News |

Survey: Finnish youth not getting enough exercise

Half of adults meet fitness requirements, but only a third of young men and one fifth of young women are active enough.

Lapsia keinumassa Joensuun Jokiaseman leikkipuistossa.
The survey suggests that young boys are more active than girls. Image: Angela Nurmi / Yle

The Finnish Institute for Health and Welfare (THL) has found that a large number of Finns, particularly young students, are not getting enough exercise. The research revealed that adults, as well as high school and primary school students, are exercising at an increasingly high rate, but many still fail to meet the recommended standards.

”Compared to other countries, Finland has physically active and sporty people. However, the challenge remains for the least physically active population groups, such as the elderly or the less educated, to catch up,” stated THL researcher Heini Wennman.

Wennman pointed out that special attention should be paid to young people, as they fell significantly short of the recommended exercise goals when compared to adults, with the results suggesting that that boys get more exercise than girls.

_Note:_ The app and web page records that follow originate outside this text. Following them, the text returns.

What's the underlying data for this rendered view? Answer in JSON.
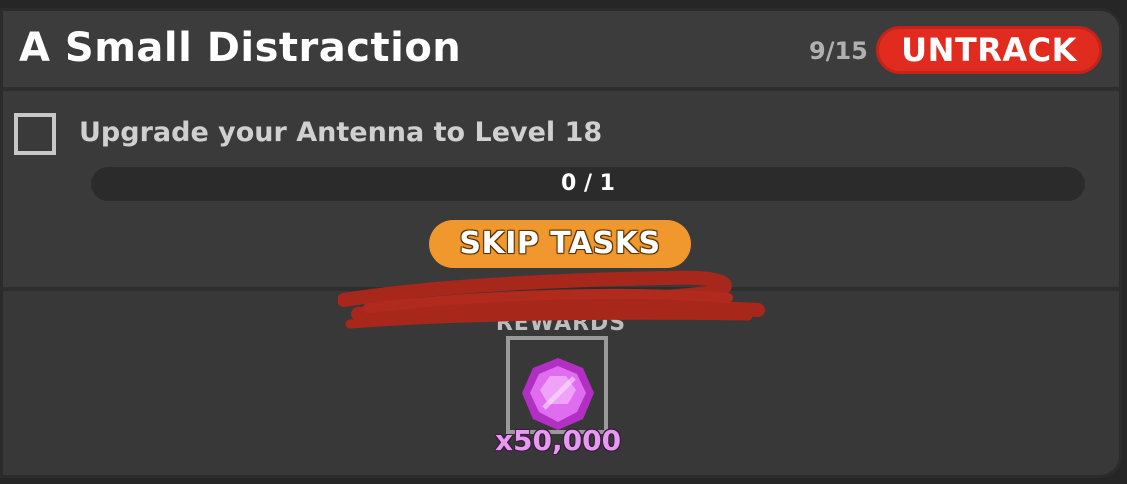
{
  "quest": {
    "title": "A Small Distraction",
    "counter": "9/15",
    "untrack_label": "UNTRACK"
  },
  "task": {
    "label": "Upgrade your Antenna to Level 18",
    "progress_text": "0 / 1",
    "progress_fraction": 0
  },
  "skip_label": "SKIP TASKS",
  "rewards": {
    "label": "REWARDS",
    "items": [
      {
        "icon": "pink-gem-icon",
        "amount": "x50,000"
      }
    ]
  },
  "colors": {
    "untrack": "#e22b1f",
    "skip": "#f0972d",
    "gem": "#d84be6",
    "scribble": "#a8271b"
  }
}
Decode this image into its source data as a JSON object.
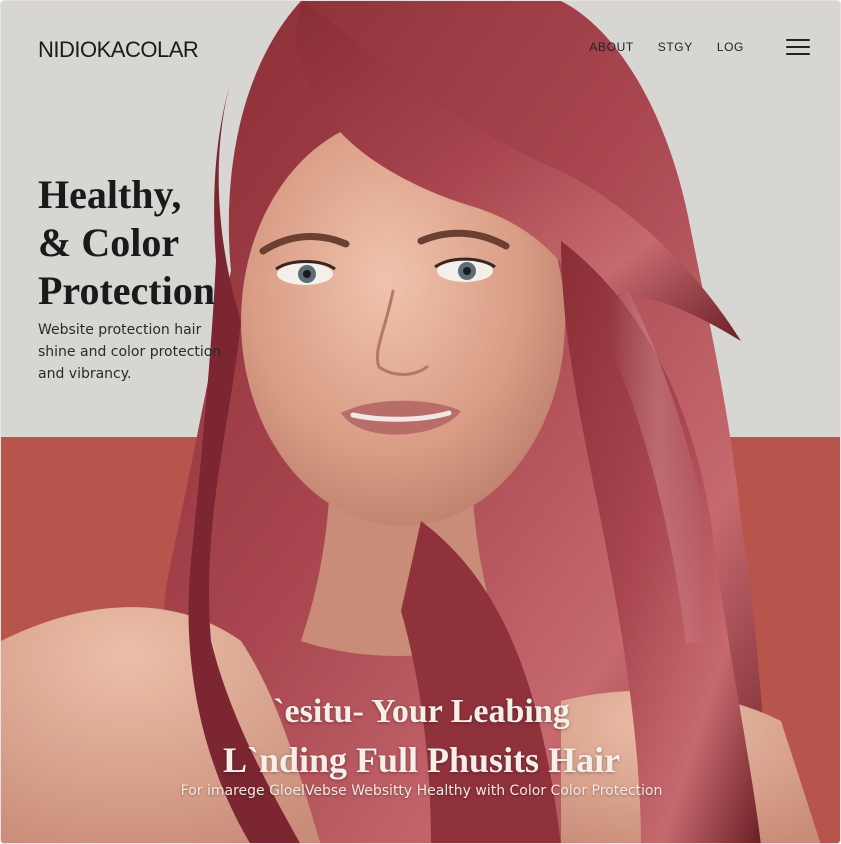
{
  "brand": "NIDIOKACOLAR",
  "nav": {
    "about": "ABOUT",
    "stgy": "STGY",
    "log": "LOG"
  },
  "hero": {
    "headline": [
      "Healthy,",
      "& Color",
      "Protection"
    ],
    "description": "Website protection hair shine and color protection and vibrancy."
  },
  "bottom": {
    "line1": "`esitu- Your Leabing",
    "line2": "L`nding Full Phusits Hair",
    "subtitle": "For imarege GloelVebse Websitty Healthy with Color Color Protection"
  }
}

Approximately every third male primary or high school student exercises enough in their free time, while with girls, it is every fifth student. Among vocational school students, every fifth male and every sixth female exercised the recommended amount.

Additionally, the study found that more than half of adults exercise enough according to the recommended level of at least three hours a week. However, only every third adult regularly partakes in intensive fitness training. This means that up to 70 percent of adults get only light exercise or do not exercise at all in their free time.

According to statistics collected in 2017, primary, vocational and high school students clearly exercise less than the recommended amount, seven hours per week, in their free time.

According to the THL, Finland is on its way to achieving the World Health Organisation’s (WHO) physical activity goal, which was established in 2013. The objective is to reduce the physically inactive population by 10 percent by 2025.

Latest in: News

Headlines

Our picks

Latest

Muualla Yle.fi:ssä